To the Editors:

One of the most exciting and significant educational ventures that I have seen is now operating on the upper West Side of New York City. It is the Children’s Community Workshop School [55 W. 88th St. NYC 10024] now beginning its second year of tuition-free, integrated community education; it is innovative, it is humane, and it is what a school should be.

I have heard recently from Mrs. Anita Moses, Director of the school, that the school desperately needs money. I have visited the school and the best way to indicate my enthusiasm and sense of urgency is to enclose here the letter which accompanied my own contribution.

Dear Anita Moses,

Your Children’s Community Workshop is the most impressive and hopeful project I’ve ever seen…. What I noticed first when I visited the classrooms was not the children but the teachers. They were all smiling…. The whole spirit was of a group enterprise, moving forward through the efforts of all….

I loved the fact that by opening the door you step directly onto the city sidewalk—no great courtyard, or pompous flight of stairs—nothing to set the school apart from the rest of life as something special and different. School is a part of life; learning is one continuous being-in-the-world. (The blind beggar, tapping with his cane, walked into your classroom by mistake, perhaps thinking it was a store. He was embarrassed and was in a hurry to get out. The children understood his error. They were calm about his coming in and calm about his going out. They were awed by his blindness. They went back to work.)

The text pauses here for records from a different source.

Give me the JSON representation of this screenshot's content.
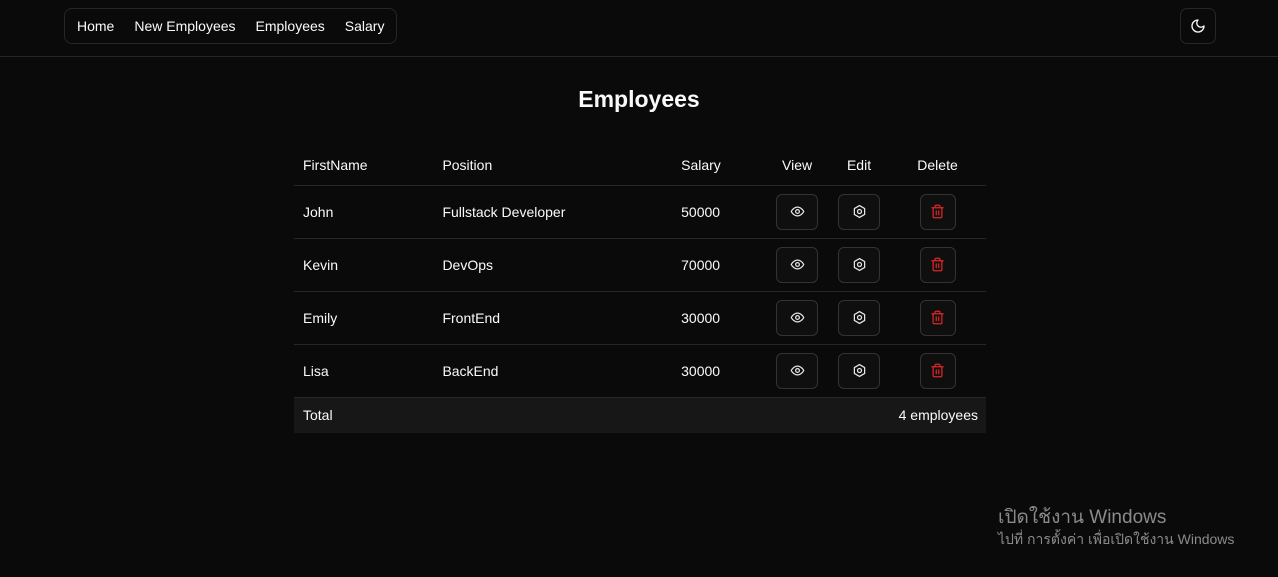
{
  "nav": {
    "items": [
      {
        "label": "Home"
      },
      {
        "label": "New Employees"
      },
      {
        "label": "Employees"
      },
      {
        "label": "Salary"
      }
    ]
  },
  "theme_toggle": {
    "icon": "moon-icon"
  },
  "page": {
    "title": "Employees"
  },
  "table": {
    "headers": {
      "first_name": "FirstName",
      "position": "Position",
      "salary": "Salary",
      "view": "View",
      "edit": "Edit",
      "delete": "Delete"
    },
    "rows": [
      {
        "first_name": "John",
        "position": "Fullstack Developer",
        "salary": "50000"
      },
      {
        "first_name": "Kevin",
        "position": "DevOps",
        "salary": "70000"
      },
      {
        "first_name": "Emily",
        "position": "FrontEnd",
        "salary": "30000"
      },
      {
        "first_name": "Lisa",
        "position": "BackEnd",
        "salary": "30000"
      }
    ],
    "footer": {
      "label": "Total",
      "count": "4 employees"
    },
    "icons": {
      "view": "eye-icon",
      "edit": "settings-icon",
      "delete": "trash-icon"
    }
  },
  "colors": {
    "background": "#0a0a0a",
    "border": "#262626",
    "delete_accent": "#dc2626"
  },
  "watermark": {
    "title": "เปิดใช้งาน Windows",
    "subtitle": "ไปที่ การตั้งค่า เพื่อเปิดใช้งาน Windows"
  }
}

Your neighborhood is one of the “borderline” neighborhoods that Paul Goodman and Elliott Shapiro mention as being ideal for meaningful integration. You have middle-class whites, blacks, and Puerto Ricans, and lower-class whites, blacks, and Puerto Ricans. This is not a peaceful combination, but it’s a strong one. It brings children and parents through their racial hang-ups. It diminishes the vulgarity of ignorant and mean-spirited households, and dissolves the complacencies of gentility (which are frequently a flight from experience).

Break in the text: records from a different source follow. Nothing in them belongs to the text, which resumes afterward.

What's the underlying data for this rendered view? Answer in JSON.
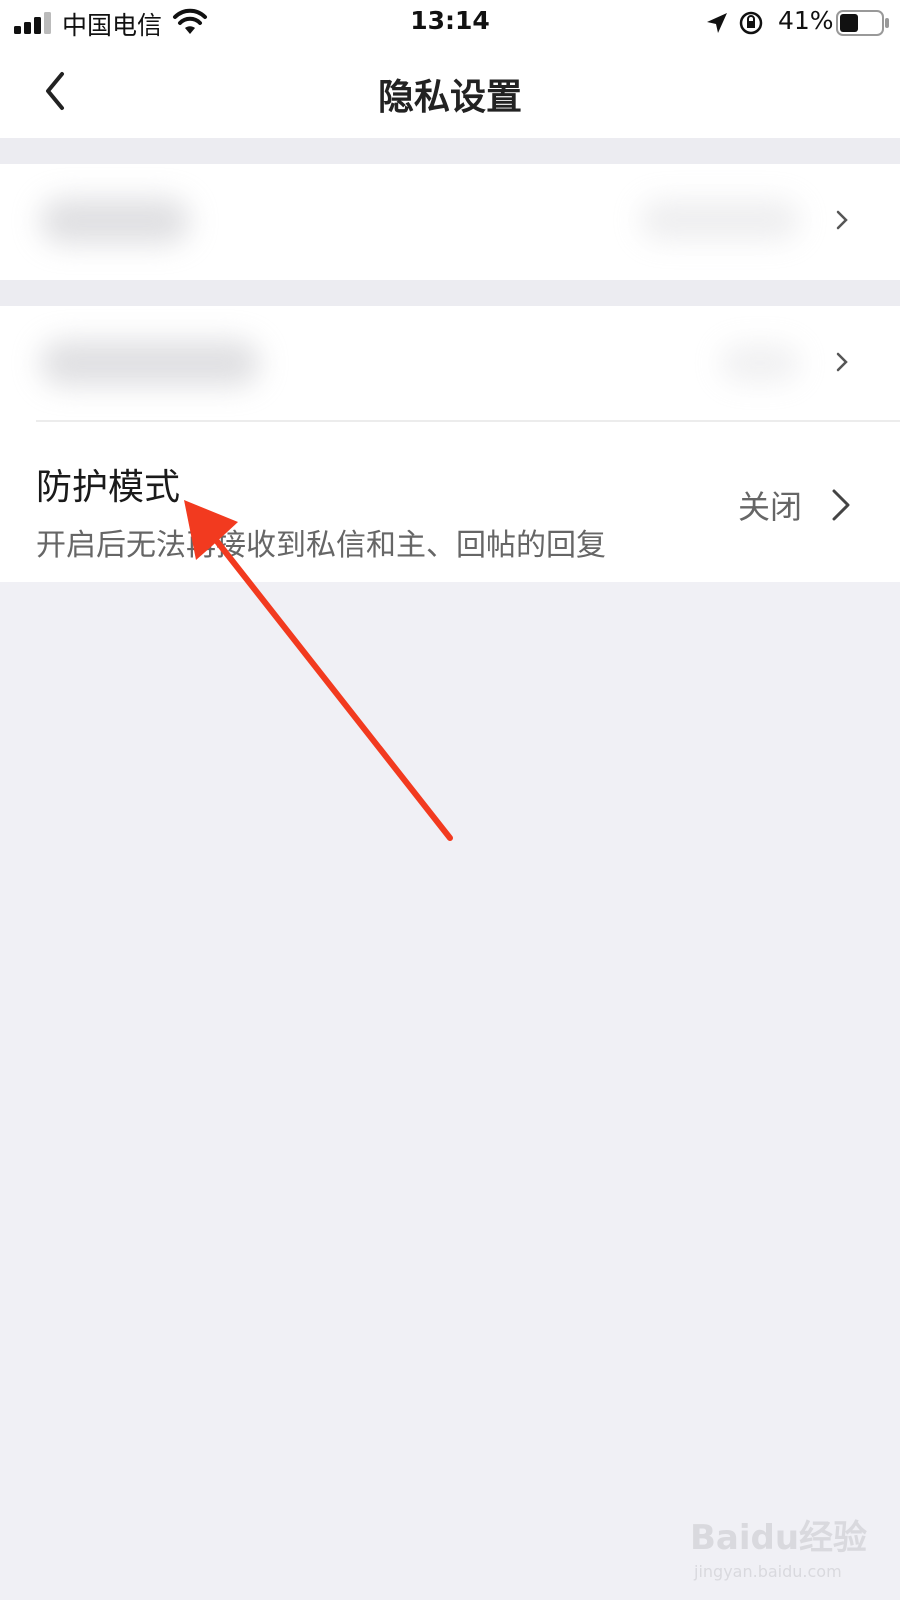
{
  "status_bar": {
    "carrier": "中国电信",
    "time": "13:14",
    "battery": "41%"
  },
  "nav": {
    "title": "隐私设置"
  },
  "protection_mode": {
    "title": "防护模式",
    "description": "开启后无法再接收到私信和主、回帖的回复",
    "value": "关闭"
  },
  "watermark": {
    "text": "Baidu经验",
    "subtext": "jingyan.baidu.com"
  },
  "colors": {
    "annotation_arrow": "#f23a1f",
    "background": "#f0f0f5"
  }
}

You don’t charge tuition. You are a public school. Yet you provide quality education—which will raise the poor and at the same time keep your middle-class families with you. And your strategy with the Regents is marvelous, since you are asking to be accepted as a school district. This is exactly what a school district should be: the immediate neighborhood, the ones who know each other—or who should know each other. I hope to God you succeed in this.

I liked the simplicity of the classrooms, the fraternal ease between teachers and children, the sense of individual progress, individual work, individual growth.

The teachers live in the neighborhood. That idiotic distinction between parents and teachers doesn’t apply. Here are adults who are neighbors. Naturally they are concerned with the children of the neighborhood.

I liked the way your own son, when school was over, led a multi-colored troop around the corner, running up to your apartment to play together.

I liked the parent-teacher conversations on the sidewalk when school let out.

I liked the way the kids came up to you and talked in the classrooms, and talked to me too, without suspiciousness of a stranger.

And I marvel that you’ve done all this on tiny grants and contributions. (Which I can’t say without promising to send my own.)

George Dennison

Temple, Maine

This Issue

October 9, 1969